◆ Exercise data
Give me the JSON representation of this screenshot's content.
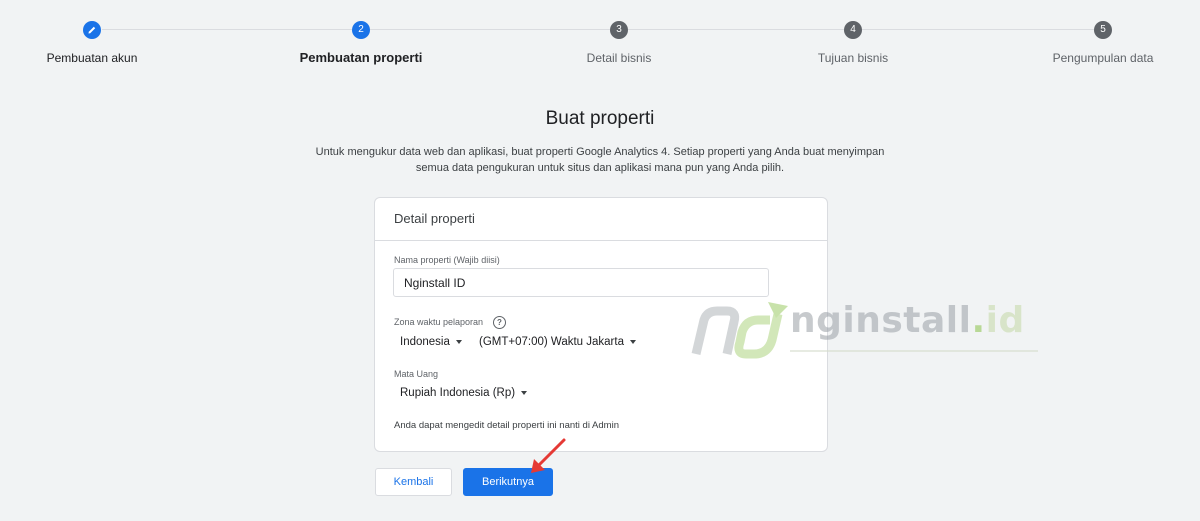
{
  "stepper": {
    "steps": [
      {
        "label": "Pembuatan akun",
        "number": "",
        "state": "done"
      },
      {
        "label": "Pembuatan properti",
        "number": "2",
        "state": "active"
      },
      {
        "label": "Detail bisnis",
        "number": "3",
        "state": "todo"
      },
      {
        "label": "Tujuan bisnis",
        "number": "4",
        "state": "todo"
      },
      {
        "label": "Pengumpulan data",
        "number": "5",
        "state": "todo"
      }
    ]
  },
  "page": {
    "title": "Buat properti",
    "description_line1": "Untuk mengukur data web dan aplikasi, buat properti Google Analytics 4. Setiap properti yang Anda buat menyimpan",
    "description_line2": "semua data pengukuran untuk situs dan aplikasi mana pun yang Anda pilih."
  },
  "card": {
    "title": "Detail properti",
    "property_name": {
      "label": "Nama properti (Wajib diisi)",
      "value": "Nginstall ID"
    },
    "timezone": {
      "label": "Zona waktu pelaporan",
      "country": "Indonesia",
      "zone": "(GMT+07:00) Waktu Jakarta"
    },
    "currency": {
      "label": "Mata Uang",
      "value": "Rupiah Indonesia (Rp)"
    },
    "hint": "Anda dapat mengedit detail properti ini nanti di Admin"
  },
  "buttons": {
    "back": "Kembali",
    "next": "Berikutnya"
  },
  "watermark": {
    "text_main": "nginstall",
    "text_dot": ".",
    "text_id": "id"
  },
  "colors": {
    "accent": "#1a73e8",
    "arrow": "#e53935"
  }
}
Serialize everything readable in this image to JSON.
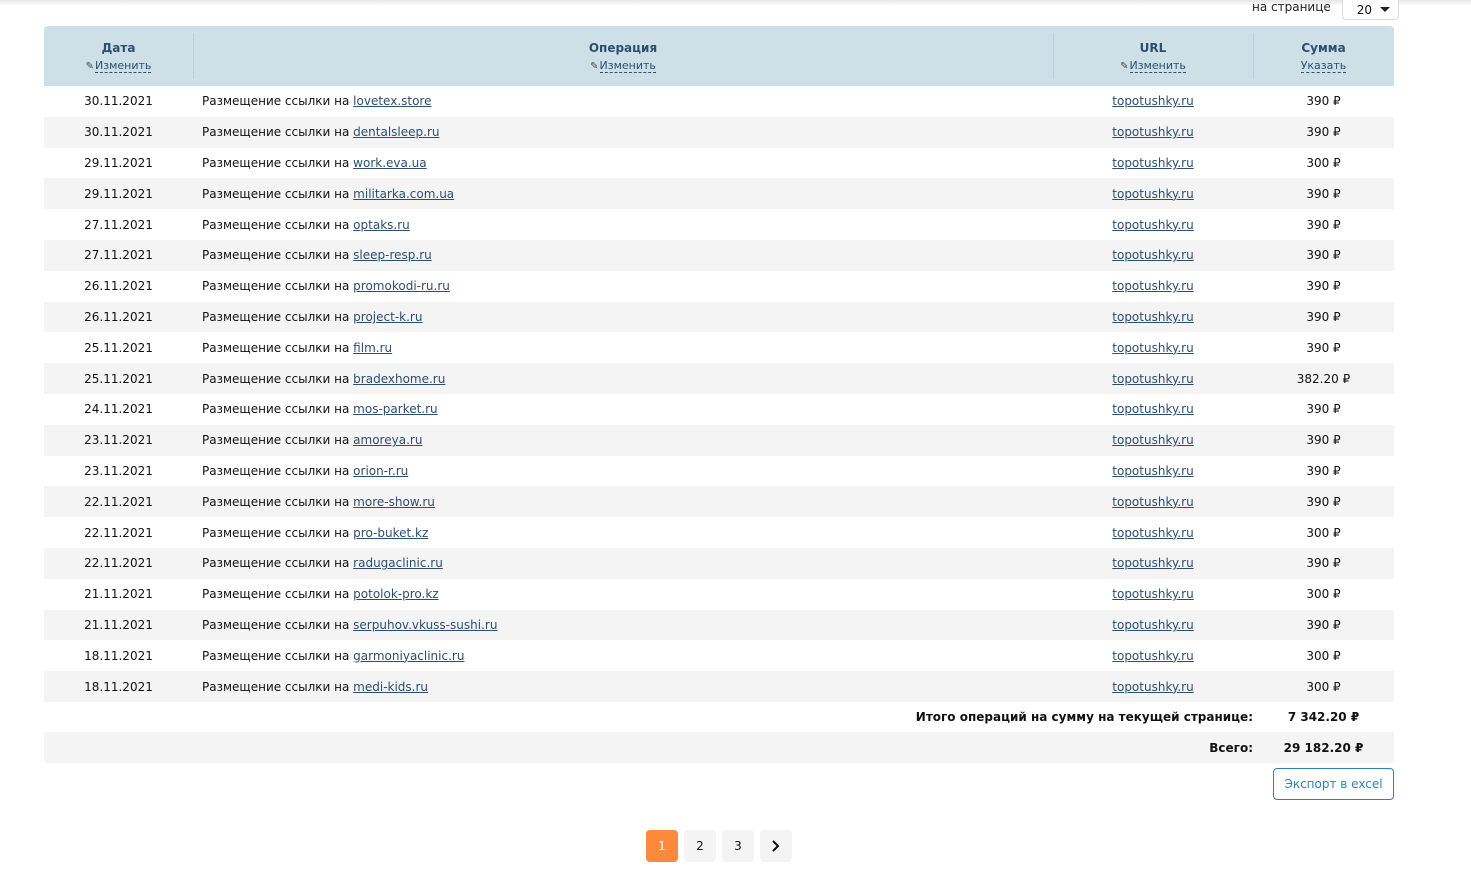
{
  "per_page": {
    "label": "на странице",
    "value": "20"
  },
  "table": {
    "headers": {
      "date": {
        "title": "Дата",
        "action": "Изменить"
      },
      "operation": {
        "title": "Операция",
        "action": "Изменить"
      },
      "url": {
        "title": "URL",
        "action": "Изменить"
      },
      "sum": {
        "title": "Сумма",
        "action": "Указать"
      }
    },
    "op_prefix": "Размещение ссылки на",
    "rows": [
      {
        "date": "30.11.2021",
        "site": "lovetex.store",
        "url": "topotushky.ru",
        "sum": "390 ₽"
      },
      {
        "date": "30.11.2021",
        "site": "dentalsleep.ru",
        "url": "topotushky.ru",
        "sum": "390 ₽"
      },
      {
        "date": "29.11.2021",
        "site": "work.eva.ua",
        "url": "topotushky.ru",
        "sum": "300 ₽"
      },
      {
        "date": "29.11.2021",
        "site": "militarka.com.ua",
        "url": "topotushky.ru",
        "sum": "390 ₽"
      },
      {
        "date": "27.11.2021",
        "site": "optaks.ru",
        "url": "topotushky.ru",
        "sum": "390 ₽"
      },
      {
        "date": "27.11.2021",
        "site": "sleep-resp.ru",
        "url": "topotushky.ru",
        "sum": "390 ₽"
      },
      {
        "date": "26.11.2021",
        "site": "promokodi-ru.ru",
        "url": "topotushky.ru",
        "sum": "390 ₽"
      },
      {
        "date": "26.11.2021",
        "site": "project-k.ru",
        "url": "topotushky.ru",
        "sum": "390 ₽"
      },
      {
        "date": "25.11.2021",
        "site": "film.ru",
        "url": "topotushky.ru",
        "sum": "390 ₽"
      },
      {
        "date": "25.11.2021",
        "site": "bradexhome.ru",
        "url": "topotushky.ru",
        "sum": "382.20 ₽"
      },
      {
        "date": "24.11.2021",
        "site": "mos-parket.ru",
        "url": "topotushky.ru",
        "sum": "390 ₽"
      },
      {
        "date": "23.11.2021",
        "site": "amoreya.ru",
        "url": "topotushky.ru",
        "sum": "390 ₽"
      },
      {
        "date": "23.11.2021",
        "site": "orion-r.ru",
        "url": "topotushky.ru",
        "sum": "390 ₽"
      },
      {
        "date": "22.11.2021",
        "site": "more-show.ru",
        "url": "topotushky.ru",
        "sum": "390 ₽"
      },
      {
        "date": "22.11.2021",
        "site": "pro-buket.kz",
        "url": "topotushky.ru",
        "sum": "300 ₽"
      },
      {
        "date": "22.11.2021",
        "site": "radugaclinic.ru",
        "url": "topotushky.ru",
        "sum": "390 ₽"
      },
      {
        "date": "21.11.2021",
        "site": "potolok-pro.kz",
        "url": "topotushky.ru",
        "sum": "300 ₽"
      },
      {
        "date": "21.11.2021",
        "site": "serpuhov.vkuss-sushi.ru",
        "url": "topotushky.ru",
        "sum": "390 ₽"
      },
      {
        "date": "18.11.2021",
        "site": "garmoniyaclinic.ru",
        "url": "topotushky.ru",
        "sum": "300 ₽"
      },
      {
        "date": "18.11.2021",
        "site": "medi-kids.ru",
        "url": "topotushky.ru",
        "sum": "300 ₽"
      }
    ],
    "page_total": {
      "label": "Итого операций на сумму на текущей странице:",
      "value": "7 342.20 ₽"
    },
    "grand_total": {
      "label": "Всего:",
      "value": "29 182.20 ₽"
    }
  },
  "export_label": "Экспорт в excel",
  "pagination": {
    "pages": [
      "1",
      "2",
      "3"
    ],
    "current": "1",
    "next_icon": "chevron-right-icon"
  },
  "colors": {
    "header_bg": "#cde0e8",
    "accent": "#fd8a3c",
    "link": "#2d4e6e",
    "export": "#2a86b0"
  }
}
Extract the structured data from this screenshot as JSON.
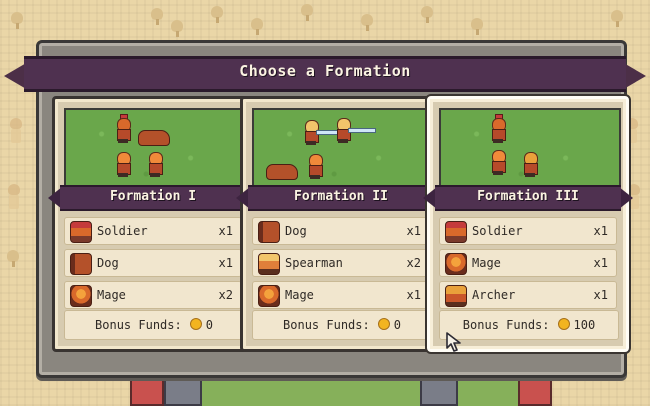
{
  "dialog": {
    "title": "Choose a Formation"
  },
  "formations": [
    {
      "name": "Formation I",
      "units": [
        {
          "icon": "soldier-icon",
          "name": "Soldier",
          "count": "x1"
        },
        {
          "icon": "dog-icon",
          "name": "Dog",
          "count": "x1"
        },
        {
          "icon": "mage-icon",
          "name": "Mage",
          "count": "x2"
        }
      ],
      "bonus_label": "Bonus Funds:",
      "bonus_value": "0",
      "selected": false
    },
    {
      "name": "Formation II",
      "units": [
        {
          "icon": "dog-icon",
          "name": "Dog",
          "count": "x1"
        },
        {
          "icon": "spearman-icon",
          "name": "Spearman",
          "count": "x2"
        },
        {
          "icon": "mage-icon",
          "name": "Mage",
          "count": "x1"
        }
      ],
      "bonus_label": "Bonus Funds:",
      "bonus_value": "0",
      "selected": false
    },
    {
      "name": "Formation III",
      "units": [
        {
          "icon": "soldier-icon",
          "name": "Soldier",
          "count": "x1"
        },
        {
          "icon": "mage-icon",
          "name": "Mage",
          "count": "x1"
        },
        {
          "icon": "archer-icon",
          "name": "Archer",
          "count": "x1"
        }
      ],
      "bonus_label": "Bonus Funds:",
      "bonus_value": "100",
      "selected": true
    }
  ],
  "colors": {
    "banner": "#4f3150",
    "grass": "#6aa74b",
    "card": "#d7cbb0",
    "coin": "#f2b420"
  }
}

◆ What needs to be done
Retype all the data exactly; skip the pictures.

◆ The answer
Give me the JSON representation of this screenshot's content.
{
  "stepper": {
    "steps": [
      {
        "label": "Pembuatan akun",
        "number": "",
        "state": "done"
      },
      {
        "label": "Pembuatan properti",
        "number": "2",
        "state": "active"
      },
      {
        "label": "Detail bisnis",
        "number": "3",
        "state": "todo"
      },
      {
        "label": "Tujuan bisnis",
        "number": "4",
        "state": "todo"
      },
      {
        "label": "Pengumpulan data",
        "number": "5",
        "state": "todo"
      }
    ]
  },
  "page": {
    "title": "Buat properti",
    "description_line1": "Untuk mengukur data web dan aplikasi, buat properti Google Analytics 4. Setiap properti yang Anda buat menyimpan",
    "description_line2": "semua data pengukuran untuk situs dan aplikasi mana pun yang Anda pilih."
  },
  "card": {
    "title": "Detail properti",
    "property_name": {
      "label": "Nama properti (Wajib diisi)",
      "value": "Nginstall ID"
    },
    "timezone": {
      "label": "Zona waktu pelaporan",
      "country": "Indonesia",
      "zone": "(GMT+07:00) Waktu Jakarta"
    },
    "currency": {
      "label": "Mata Uang",
      "value": "Rupiah Indonesia (Rp)"
    },
    "hint": "Anda dapat mengedit detail properti ini nanti di Admin"
  },
  "buttons": {
    "back": "Kembali",
    "next": "Berikutnya"
  },
  "watermark": {
    "text_main": "nginstall",
    "text_dot": ".",
    "text_id": "id"
  },
  "colors": {
    "accent": "#1a73e8",
    "arrow": "#e53935"
  }
}
Serialize everything readable in this image to JSON.
{
  "per_page": {
    "label": "на странице",
    "value": "20"
  },
  "table": {
    "headers": {
      "date": {
        "title": "Дата",
        "action": "Изменить"
      },
      "operation": {
        "title": "Операция",
        "action": "Изменить"
      },
      "url": {
        "title": "URL",
        "action": "Изменить"
      },
      "sum": {
        "title": "Сумма",
        "action": "Указать"
      }
    },
    "op_prefix": "Размещение ссылки на",
    "rows": [
      {
        "date": "30.11.2021",
        "site": "lovetex.store",
        "url": "topotushky.ru",
        "sum": "390 ₽"
      },
      {
        "date": "30.11.2021",
        "site": "dentalsleep.ru",
        "url": "topotushky.ru",
        "sum": "390 ₽"
      },
      {
        "date": "29.11.2021",
        "site": "work.eva.ua",
        "url": "topotushky.ru",
        "sum": "300 ₽"
      },
      {
        "date": "29.11.2021",
        "site": "militarka.com.ua",
        "url": "topotushky.ru",
        "sum": "390 ₽"
      },
      {
        "date": "27.11.2021",
        "site": "optaks.ru",
        "url": "topotushky.ru",
        "sum": "390 ₽"
      },
      {
        "date": "27.11.2021",
        "site": "sleep-resp.ru",
        "url": "topotushky.ru",
        "sum": "390 ₽"
      },
      {
        "date": "26.11.2021",
        "site": "promokodi-ru.ru",
        "url": "topotushky.ru",
        "sum": "390 ₽"
      },
      {
        "date": "26.11.2021",
        "site": "project-k.ru",
        "url": "topotushky.ru",
        "sum": "390 ₽"
      },
      {
        "date": "25.11.2021",
        "site": "film.ru",
        "url": "topotushky.ru",
        "sum": "390 ₽"
      },
      {
        "date": "25.11.2021",
        "site": "bradexhome.ru",
        "url": "topotushky.ru",
        "sum": "382.20 ₽"
      },
      {
        "date": "24.11.2021",
        "site": "mos-parket.ru",
        "url": "topotushky.ru",
        "sum": "390 ₽"
      },
      {
        "date": "23.11.2021",
        "site": "amoreya.ru",
        "url": "topotushky.ru",
        "sum": "390 ₽"
      },
      {
        "date": "23.11.2021",
        "site": "orion-r.ru",
        "url": "topotushky.ru",
        "sum": "390 ₽"
      },
      {
        "date": "22.11.2021",
        "site": "more-show.ru",
        "url": "topotushky.ru",
        "sum": "390 ₽"
      },
      {
        "date": "22.11.2021",
        "site": "pro-buket.kz",
        "url": "topotushky.ru",
        "sum": "300 ₽"
      },
      {
        "date": "22.11.2021",
        "site": "radugaclinic.ru",
        "url": "topotushky.ru",
        "sum": "390 ₽"
      },
      {
        "date": "21.11.2021",
        "site": "potolok-pro.kz",
        "url": "topotushky.ru",
        "sum": "300 ₽"
      },
      {
        "date": "21.11.2021",
        "site": "serpuhov.vkuss-sushi.ru",
        "url": "topotushky.ru",
        "sum": "390 ₽"
      },
      {
        "date": "18.11.2021",
        "site": "garmoniyaclinic.ru",
        "url": "topotushky.ru",
        "sum": "300 ₽"
      },
      {
        "date": "18.11.2021",
        "site": "medi-kids.ru",
        "url": "topotushky.ru",
        "sum": "300 ₽"
      }
    ],
    "page_total": {
      "label": "Итого операций на сумму на текущей странице:",
      "value": "7 342.20 ₽"
    },
    "grand_total": {
      "label": "Всего:",
      "value": "29 182.20 ₽"
    }
  },
  "export_label": "Экспорт в excel",
  "pagination": {
    "pages": [
      "1",
      "2",
      "3"
    ],
    "current": "1",
    "next_icon": "chevron-right-icon"
  },
  "colors": {
    "header_bg": "#cde0e8",
    "accent": "#fd8a3c",
    "link": "#2d4e6e",
    "export": "#2a86b0"
  }
}
Extract the structured data from this screenshot as JSON.
{
  "dialog": {
    "title": "Choose a Formation"
  },
  "formations": [
    {
      "name": "Formation I",
      "units": [
        {
          "icon": "soldier-icon",
          "name": "Soldier",
          "count": "x1"
        },
        {
          "icon": "dog-icon",
          "name": "Dog",
          "count": "x1"
        },
        {
          "icon": "mage-icon",
          "name": "Mage",
          "count": "x2"
        }
      ],
      "bonus_label": "Bonus Funds:",
      "bonus_value": "0",
      "selected": false
    },
    {
      "name": "Formation II",
      "units": [
        {
          "icon": "dog-icon",
          "name": "Dog",
          "count": "x1"
        },
        {
          "icon": "spearman-icon",
          "name": "Spearman",
          "count": "x2"
        },
        {
          "icon": "mage-icon",
          "name": "Mage",
          "count": "x1"
        }
      ],
      "bonus_label": "Bonus Funds:",
      "bonus_value": "0",
      "selected": false
    },
    {
      "name": "Formation III",
      "units": [
        {
          "icon": "soldier-icon",
          "name": "Soldier",
          "count": "x1"
        },
        {
          "icon": "mage-icon",
          "name": "Mage",
          "count": "x1"
        },
        {
          "icon": "archer-icon",
          "name": "Archer",
          "count": "x1"
        }
      ],
      "bonus_label": "Bonus Funds:",
      "bonus_value": "100",
      "selected": true
    }
  ],
  "colors": {
    "banner": "#4f3150",
    "grass": "#6aa74b",
    "card": "#d7cbb0",
    "coin": "#f2b420"
  }
}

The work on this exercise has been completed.